Nothing but an exact reprint of the records is to be returned.

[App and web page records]

..............................

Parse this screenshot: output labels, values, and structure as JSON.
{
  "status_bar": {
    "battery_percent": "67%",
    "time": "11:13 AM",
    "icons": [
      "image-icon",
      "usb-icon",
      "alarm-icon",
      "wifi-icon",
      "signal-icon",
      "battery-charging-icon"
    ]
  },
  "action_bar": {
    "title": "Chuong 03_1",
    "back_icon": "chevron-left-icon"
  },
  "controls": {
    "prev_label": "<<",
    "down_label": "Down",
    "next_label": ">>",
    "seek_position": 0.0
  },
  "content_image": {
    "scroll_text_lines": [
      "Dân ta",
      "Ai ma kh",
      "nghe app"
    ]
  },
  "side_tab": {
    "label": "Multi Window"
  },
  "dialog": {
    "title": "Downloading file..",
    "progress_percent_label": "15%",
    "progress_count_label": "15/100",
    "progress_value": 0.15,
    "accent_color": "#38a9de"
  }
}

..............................

SOLUTION FOR THIS PROBLEM:
Parse this screenshot: output labels, values, and structure as JSON.
{
  "status_bar": {
    "battery_percent": "67%",
    "time": "11:13 AM",
    "icons": [
      "image-icon",
      "usb-icon",
      "alarm-icon",
      "wifi-icon",
      "signal-icon",
      "battery-charging-icon"
    ]
  },
  "action_bar": {
    "title": "Chuong 03_1",
    "back_icon": "chevron-left-icon"
  },
  "controls": {
    "prev_label": "<<",
    "down_label": "Down",
    "next_label": ">>",
    "seek_position": 0.0
  },
  "content_image": {
    "scroll_text_lines": [
      "Dân ta",
      "Ai ma kh",
      "nghe app"
    ]
  },
  "side_tab": {
    "label": "Multi Window"
  },
  "dialog": {
    "title": "Downloading file..",
    "progress_percent_label": "15%",
    "progress_count_label": "15/100",
    "progress_value": 0.15,
    "accent_color": "#38a9de"
  }
}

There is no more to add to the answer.